◆ **Required action**
An exact copy is needed of each line from the one including "Convert this screenshot" through the last line of the entries, both ends counted, with nothing added.
▬▬▬▬▬▬
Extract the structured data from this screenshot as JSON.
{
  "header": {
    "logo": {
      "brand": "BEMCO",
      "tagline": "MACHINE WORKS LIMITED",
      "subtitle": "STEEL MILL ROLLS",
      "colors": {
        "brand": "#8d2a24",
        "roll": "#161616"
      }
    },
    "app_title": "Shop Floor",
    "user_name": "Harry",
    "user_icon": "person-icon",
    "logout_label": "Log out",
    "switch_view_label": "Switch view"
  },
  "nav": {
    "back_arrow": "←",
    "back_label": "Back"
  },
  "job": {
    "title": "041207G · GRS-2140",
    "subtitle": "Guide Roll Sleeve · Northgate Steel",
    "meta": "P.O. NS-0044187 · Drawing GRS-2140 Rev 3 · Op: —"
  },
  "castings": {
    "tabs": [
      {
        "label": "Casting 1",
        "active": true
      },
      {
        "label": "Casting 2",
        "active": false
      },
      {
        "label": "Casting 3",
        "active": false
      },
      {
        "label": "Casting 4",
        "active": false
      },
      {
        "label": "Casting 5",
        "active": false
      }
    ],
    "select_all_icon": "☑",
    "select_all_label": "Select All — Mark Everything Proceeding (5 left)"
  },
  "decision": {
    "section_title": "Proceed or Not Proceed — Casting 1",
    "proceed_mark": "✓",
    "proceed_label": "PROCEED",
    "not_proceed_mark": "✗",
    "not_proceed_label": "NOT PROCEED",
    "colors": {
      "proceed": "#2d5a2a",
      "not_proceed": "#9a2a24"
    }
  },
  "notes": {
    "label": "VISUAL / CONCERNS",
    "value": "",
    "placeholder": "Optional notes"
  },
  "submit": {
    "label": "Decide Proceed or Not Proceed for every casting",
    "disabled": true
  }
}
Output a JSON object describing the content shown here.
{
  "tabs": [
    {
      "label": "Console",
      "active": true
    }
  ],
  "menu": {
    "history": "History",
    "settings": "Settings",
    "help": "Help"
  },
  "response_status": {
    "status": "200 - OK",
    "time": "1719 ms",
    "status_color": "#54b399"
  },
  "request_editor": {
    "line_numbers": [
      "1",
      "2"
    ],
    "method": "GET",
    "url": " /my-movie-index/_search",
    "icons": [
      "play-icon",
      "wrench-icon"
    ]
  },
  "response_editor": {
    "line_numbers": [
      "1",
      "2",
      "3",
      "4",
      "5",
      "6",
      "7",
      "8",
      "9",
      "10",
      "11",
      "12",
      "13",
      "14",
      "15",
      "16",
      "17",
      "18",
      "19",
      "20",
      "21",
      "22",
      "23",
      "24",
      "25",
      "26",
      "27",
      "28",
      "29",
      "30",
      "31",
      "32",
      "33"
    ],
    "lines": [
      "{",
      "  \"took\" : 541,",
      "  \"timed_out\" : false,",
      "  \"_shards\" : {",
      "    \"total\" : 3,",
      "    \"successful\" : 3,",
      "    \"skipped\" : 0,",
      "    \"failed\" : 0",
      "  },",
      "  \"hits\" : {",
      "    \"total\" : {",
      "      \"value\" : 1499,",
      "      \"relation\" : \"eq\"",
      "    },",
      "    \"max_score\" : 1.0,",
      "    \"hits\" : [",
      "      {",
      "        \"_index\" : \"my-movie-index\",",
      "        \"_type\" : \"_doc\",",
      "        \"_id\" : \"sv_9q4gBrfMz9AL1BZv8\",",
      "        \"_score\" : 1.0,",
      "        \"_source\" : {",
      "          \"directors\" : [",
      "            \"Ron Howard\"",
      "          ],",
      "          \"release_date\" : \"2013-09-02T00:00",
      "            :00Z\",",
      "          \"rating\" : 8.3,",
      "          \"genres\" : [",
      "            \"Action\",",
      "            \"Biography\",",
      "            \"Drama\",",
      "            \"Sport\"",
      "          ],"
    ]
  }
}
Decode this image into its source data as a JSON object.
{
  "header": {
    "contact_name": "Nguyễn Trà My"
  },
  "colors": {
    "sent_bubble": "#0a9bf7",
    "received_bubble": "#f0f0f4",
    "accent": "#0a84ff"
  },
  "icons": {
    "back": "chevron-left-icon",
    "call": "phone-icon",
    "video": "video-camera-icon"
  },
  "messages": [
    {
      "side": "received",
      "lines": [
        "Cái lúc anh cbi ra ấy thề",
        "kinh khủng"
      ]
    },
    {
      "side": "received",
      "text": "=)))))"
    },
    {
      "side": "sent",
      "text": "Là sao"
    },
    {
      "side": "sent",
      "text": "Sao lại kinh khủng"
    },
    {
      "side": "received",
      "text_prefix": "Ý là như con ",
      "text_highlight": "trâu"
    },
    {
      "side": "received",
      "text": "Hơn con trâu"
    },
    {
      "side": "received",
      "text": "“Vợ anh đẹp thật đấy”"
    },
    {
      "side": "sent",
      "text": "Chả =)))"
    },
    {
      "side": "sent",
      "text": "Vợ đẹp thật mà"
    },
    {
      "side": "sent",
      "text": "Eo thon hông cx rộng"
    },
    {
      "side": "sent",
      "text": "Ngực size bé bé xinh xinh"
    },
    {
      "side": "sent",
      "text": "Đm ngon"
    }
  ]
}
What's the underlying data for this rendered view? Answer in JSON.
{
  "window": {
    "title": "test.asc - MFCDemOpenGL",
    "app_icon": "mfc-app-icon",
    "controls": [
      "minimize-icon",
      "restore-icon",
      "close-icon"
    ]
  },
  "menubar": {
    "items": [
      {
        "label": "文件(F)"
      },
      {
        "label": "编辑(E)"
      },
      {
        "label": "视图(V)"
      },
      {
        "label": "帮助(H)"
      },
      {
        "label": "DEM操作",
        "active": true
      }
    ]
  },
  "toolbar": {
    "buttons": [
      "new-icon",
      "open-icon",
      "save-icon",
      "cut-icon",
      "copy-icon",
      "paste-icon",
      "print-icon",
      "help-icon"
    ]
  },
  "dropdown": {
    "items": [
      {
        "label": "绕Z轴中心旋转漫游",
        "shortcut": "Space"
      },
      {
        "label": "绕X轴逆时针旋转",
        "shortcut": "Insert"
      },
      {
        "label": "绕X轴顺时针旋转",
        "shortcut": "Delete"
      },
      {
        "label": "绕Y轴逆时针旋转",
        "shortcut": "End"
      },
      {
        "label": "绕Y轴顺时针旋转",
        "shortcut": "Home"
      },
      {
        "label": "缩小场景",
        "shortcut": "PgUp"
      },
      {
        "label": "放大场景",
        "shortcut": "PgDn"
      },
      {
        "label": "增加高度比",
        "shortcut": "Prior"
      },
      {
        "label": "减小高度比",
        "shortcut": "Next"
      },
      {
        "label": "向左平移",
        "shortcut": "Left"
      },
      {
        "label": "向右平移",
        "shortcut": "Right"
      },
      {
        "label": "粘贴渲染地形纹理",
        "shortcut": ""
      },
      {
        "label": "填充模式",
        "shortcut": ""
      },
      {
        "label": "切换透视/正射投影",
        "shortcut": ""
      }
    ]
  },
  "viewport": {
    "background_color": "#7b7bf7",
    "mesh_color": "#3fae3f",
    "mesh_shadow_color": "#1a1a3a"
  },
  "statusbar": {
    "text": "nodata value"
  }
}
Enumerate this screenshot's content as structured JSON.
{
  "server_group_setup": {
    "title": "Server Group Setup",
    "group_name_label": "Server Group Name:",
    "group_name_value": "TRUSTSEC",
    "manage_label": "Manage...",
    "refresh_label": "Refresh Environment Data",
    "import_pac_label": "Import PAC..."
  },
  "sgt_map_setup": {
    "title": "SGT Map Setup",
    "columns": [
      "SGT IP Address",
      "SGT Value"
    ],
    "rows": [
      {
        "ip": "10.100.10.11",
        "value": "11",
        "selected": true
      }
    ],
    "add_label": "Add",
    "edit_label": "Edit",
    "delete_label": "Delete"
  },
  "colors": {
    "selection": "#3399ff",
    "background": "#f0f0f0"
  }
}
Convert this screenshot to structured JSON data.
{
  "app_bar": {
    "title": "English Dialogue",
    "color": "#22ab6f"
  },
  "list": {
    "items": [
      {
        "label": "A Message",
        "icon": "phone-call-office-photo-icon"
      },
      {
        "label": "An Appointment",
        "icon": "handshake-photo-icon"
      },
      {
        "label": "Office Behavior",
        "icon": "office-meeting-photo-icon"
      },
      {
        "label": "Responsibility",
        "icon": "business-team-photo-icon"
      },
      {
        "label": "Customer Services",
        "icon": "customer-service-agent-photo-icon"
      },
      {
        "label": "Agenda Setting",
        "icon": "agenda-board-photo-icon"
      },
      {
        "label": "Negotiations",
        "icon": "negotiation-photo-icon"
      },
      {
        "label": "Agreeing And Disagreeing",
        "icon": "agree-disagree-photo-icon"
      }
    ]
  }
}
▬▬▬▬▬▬
◆ **Task result**
Convert this screenshot to structured JSON data.
{
  "app_bar": {
    "title": "English Dialogue",
    "color": "#22ab6f"
  },
  "list": {
    "items": [
      {
        "label": "A Message",
        "icon": "phone-call-office-photo-icon"
      },
      {
        "label": "An Appointment",
        "icon": "handshake-photo-icon"
      },
      {
        "label": "Office Behavior",
        "icon": "office-meeting-photo-icon"
      },
      {
        "label": "Responsibility",
        "icon": "business-team-photo-icon"
      },
      {
        "label": "Customer Services",
        "icon": "customer-service-agent-photo-icon"
      },
      {
        "label": "Agenda Setting",
        "icon": "agenda-board-photo-icon"
      },
      {
        "label": "Negotiations",
        "icon": "negotiation-photo-icon"
      },
      {
        "label": "Agreeing And Disagreeing",
        "icon": "agree-disagree-photo-icon"
      }
    ]
  }
}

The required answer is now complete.